Kor-BQ specializes in Korean tacos, or "takos," whose myriad blasts of flavors seem to defy their simple construction. Marinated meats such as short rib, rib eye, and pork form the basis of these fusion delicacies, while a Korean fusion salsa and sesame seeds add the zesty kick. The tacos come three ways: with a cilantro and onion mix, dressed in lettuce slaw and drizzled with soy sauce vinaigrette, or "nude," a style that foregoes the fixings to avoid cilantro-shaped tan lines. Those who prefer to use a spoon instead of their hands can find similar sustenance in the rice bowls, which feature hearty mixes of marinated meat, sautéed vegetables, clear glass noodles, and lettuce slaw with vinaigrette.
If you haven't heard of Da Won, it's not for a lack of quality. According to D Magazine, when the restaurant first opened in 2010, Korean-born chef-owner June Lee took all the money she might have spent on advertising and instead funneled it into buying the best beef she could find. This dedication to freshness translates into everything Lee serves, especially banchan, the small side dishes her restaurant is known for. Instead of prepping each small bowl of homemade kimchi, tofu, steamed eggs, and savory pancakes in the morning like many restaurants, Lee makes two batches a day, ensuring that what hits the dining table is never more than a few hours old. Along with sushi and hibachi dishes, the restaurant serves a multitude of soups, including a Soon Tofu soup beloved by D Magazine.
Every table is its own little kitchen at Omi Korean Grill & Bar. At this Korean barbecue restaurant, beef short ribs, sliced pork, and beef tongue sizzle on tabletop grills, casting aromas—but not smoke, thanks to powerful vent hoods—around the table as diners partake in the ritual of preparing their own food. The name “Omi” refers to the five flavor elements essential to Korean cooking: sour, bitter, pungent, sweet, and salty. The cooks—and diners—harness these tastes in every dish, whether the dish comes to life in the dining room or, like the Dolsot Bibimbap—a hot and spicy rice and vegetable dish served in a stone pot—arrives piping hot from the kitchen. Meanwhile, the bar offers Korean flavors in the form of libations; bartenders stock exotic liquors such as soju and bokbunja alongside wine and beers from the U.S. and Japan.
After moving to America at 3 months old, Steve Shin didn’t have much time to learn the culinary traditions of his native South Korea. But when he returned for a year in 2001, he witnessed the cuisine's slimming properties firsthand. Though he consumed lots of food, his waistline shrank, most likely due to the minimal grease and fat content in South Korean cuisine. Inspired by his journey, he tried to eat a more healthy diet when he returned to the U.S, but after several rounds of salads and sandwiches, fast food lured him back to his old habits. Frustrated, he started brainstorming ways to build healthy and balanced meals, which led to b.b.bop. At his Asian-fusion restaurant, the menu is centered on wholesome bowls of rice, veggies, and protein, steering customers away from heavy, fatty meals, such as a giant butter sculpture.

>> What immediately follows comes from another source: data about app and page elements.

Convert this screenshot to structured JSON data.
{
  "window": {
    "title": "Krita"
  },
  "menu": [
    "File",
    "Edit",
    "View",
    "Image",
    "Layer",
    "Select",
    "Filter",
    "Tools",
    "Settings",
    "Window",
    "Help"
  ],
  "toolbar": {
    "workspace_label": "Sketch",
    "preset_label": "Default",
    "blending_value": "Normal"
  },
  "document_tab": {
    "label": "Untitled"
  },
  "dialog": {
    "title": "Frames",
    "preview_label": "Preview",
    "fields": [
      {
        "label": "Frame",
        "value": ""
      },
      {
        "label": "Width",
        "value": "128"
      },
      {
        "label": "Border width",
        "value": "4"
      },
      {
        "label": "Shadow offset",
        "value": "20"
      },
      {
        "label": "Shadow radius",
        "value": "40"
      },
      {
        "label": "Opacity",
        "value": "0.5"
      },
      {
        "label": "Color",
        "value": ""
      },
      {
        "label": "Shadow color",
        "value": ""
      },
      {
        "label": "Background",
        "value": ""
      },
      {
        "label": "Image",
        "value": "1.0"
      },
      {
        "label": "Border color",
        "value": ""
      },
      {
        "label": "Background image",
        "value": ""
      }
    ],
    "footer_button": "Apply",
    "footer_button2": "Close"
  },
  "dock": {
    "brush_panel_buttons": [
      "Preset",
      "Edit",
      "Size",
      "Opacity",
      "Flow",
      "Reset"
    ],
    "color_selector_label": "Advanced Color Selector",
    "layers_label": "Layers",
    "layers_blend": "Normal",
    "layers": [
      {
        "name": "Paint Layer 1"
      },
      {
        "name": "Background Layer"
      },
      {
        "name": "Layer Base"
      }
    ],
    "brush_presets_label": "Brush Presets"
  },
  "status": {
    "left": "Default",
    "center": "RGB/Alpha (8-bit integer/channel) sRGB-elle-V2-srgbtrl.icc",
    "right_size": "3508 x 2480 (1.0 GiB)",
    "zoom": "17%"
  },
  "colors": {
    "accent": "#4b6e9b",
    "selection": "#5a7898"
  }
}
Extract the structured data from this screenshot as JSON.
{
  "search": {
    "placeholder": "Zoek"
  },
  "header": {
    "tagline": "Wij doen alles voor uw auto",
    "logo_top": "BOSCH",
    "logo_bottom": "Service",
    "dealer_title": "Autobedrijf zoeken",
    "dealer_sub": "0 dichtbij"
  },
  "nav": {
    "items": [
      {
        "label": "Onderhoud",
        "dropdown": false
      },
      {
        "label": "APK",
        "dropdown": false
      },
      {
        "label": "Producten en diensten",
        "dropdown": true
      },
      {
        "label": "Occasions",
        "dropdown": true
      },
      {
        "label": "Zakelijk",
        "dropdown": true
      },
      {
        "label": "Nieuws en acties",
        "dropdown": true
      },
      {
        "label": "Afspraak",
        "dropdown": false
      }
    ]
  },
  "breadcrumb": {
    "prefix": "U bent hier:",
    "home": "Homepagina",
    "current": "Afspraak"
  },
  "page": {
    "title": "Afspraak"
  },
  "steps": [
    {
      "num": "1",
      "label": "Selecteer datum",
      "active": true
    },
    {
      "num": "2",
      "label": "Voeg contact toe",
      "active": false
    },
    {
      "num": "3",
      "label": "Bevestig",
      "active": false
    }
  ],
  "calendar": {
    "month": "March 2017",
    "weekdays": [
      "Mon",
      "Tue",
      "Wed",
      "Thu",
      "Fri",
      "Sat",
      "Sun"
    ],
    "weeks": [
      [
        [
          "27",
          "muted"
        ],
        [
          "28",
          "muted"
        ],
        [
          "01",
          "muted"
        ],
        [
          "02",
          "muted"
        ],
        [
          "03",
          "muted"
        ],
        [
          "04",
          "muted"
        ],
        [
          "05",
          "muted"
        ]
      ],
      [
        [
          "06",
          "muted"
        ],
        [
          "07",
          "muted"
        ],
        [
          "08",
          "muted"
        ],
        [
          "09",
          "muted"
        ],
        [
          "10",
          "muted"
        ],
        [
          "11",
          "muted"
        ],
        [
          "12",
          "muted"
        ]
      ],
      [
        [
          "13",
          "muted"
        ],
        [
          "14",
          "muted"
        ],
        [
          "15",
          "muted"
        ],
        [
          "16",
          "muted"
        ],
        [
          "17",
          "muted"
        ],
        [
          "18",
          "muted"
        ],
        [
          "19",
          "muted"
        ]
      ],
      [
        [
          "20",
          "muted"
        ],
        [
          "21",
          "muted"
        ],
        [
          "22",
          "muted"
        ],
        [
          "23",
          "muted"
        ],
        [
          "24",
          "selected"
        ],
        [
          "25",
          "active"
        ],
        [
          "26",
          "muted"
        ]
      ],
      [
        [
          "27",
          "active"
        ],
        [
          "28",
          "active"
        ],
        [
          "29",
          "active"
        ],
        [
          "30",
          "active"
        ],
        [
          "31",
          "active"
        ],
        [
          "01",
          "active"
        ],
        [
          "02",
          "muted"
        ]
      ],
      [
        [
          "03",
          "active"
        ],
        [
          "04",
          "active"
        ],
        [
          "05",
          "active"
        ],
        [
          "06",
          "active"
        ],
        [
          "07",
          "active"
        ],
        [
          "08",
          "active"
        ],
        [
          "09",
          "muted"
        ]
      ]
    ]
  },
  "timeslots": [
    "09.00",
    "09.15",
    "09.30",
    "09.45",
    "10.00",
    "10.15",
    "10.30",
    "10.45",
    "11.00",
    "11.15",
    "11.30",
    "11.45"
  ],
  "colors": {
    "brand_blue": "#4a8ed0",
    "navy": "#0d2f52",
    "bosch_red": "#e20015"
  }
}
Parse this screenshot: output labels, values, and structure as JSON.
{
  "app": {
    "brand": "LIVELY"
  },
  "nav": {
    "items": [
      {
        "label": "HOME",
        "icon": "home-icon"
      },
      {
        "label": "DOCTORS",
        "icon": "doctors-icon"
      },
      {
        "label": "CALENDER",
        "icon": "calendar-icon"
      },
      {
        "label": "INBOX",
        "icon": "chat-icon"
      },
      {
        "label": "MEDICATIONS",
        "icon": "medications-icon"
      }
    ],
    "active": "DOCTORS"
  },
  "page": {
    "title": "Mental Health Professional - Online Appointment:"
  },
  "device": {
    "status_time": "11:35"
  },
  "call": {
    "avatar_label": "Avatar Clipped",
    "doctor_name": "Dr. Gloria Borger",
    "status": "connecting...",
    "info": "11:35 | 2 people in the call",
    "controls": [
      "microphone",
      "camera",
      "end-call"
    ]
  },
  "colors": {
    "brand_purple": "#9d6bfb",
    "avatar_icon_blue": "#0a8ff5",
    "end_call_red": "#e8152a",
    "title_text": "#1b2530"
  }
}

To whip up b.b.bop's signature entree, cooks line bowls with a rice of the customer's choice, from a jasmine-scented Thai type to a nutty, fiber-filled brown variety. Next, the customer selects a lean, flame-grilled protein from options including pulled pork, chicken breast, or marinated tofu. Veggies such as bell peppers and bean sprouts add color and crunch to the dish, and sauce—the finishing touch—comes in more than a half-dozen flavors, from spicy red pepper to sweet teriyaki.
The menu at Gui Korean Japanese Bistro & Bar shows off the time-honored culinary traditions of the restaurant's namesake nations. Miso soup, edamame dusted with sea salt, and seafood-topped rice bowls represent the eatery's Japanese roots. The Korean side of the menu tends toward hot and hearty dishes such as the spicy kimchi jji gae, flavored with scallions, pork, and, naturally, a liberal dose of kimchi.
The bistro's modern dining room contrasts sharply with the old-school cooking. Strands of lighted crystal beads dangle from the ceiling, dividing the space's two main seating areas. Track lights and conical pendant lamps cast a soft glow across the simple banquettes and gleaming sushi bar. Outside, stout wooden tables populate the bistro's patio seating area, which rests in the shade of a tall tree.
Most would agree that Dallas is more of a burger capital than Los Angeles. So it took a certain level of audacity for LA natives Ben and John Lee to think they could change the way Texans think about their beloved burgers. That is, however, exactly what they have done with LA Burger. Gathering inspiration from the Korean-Mexican fusions popularized by LA’s food trucks, the brothers stack burgers with Korean cabbage and smother them in teriyaki sauce. Their signature LA burger adds a fried egg and cheese for good measure.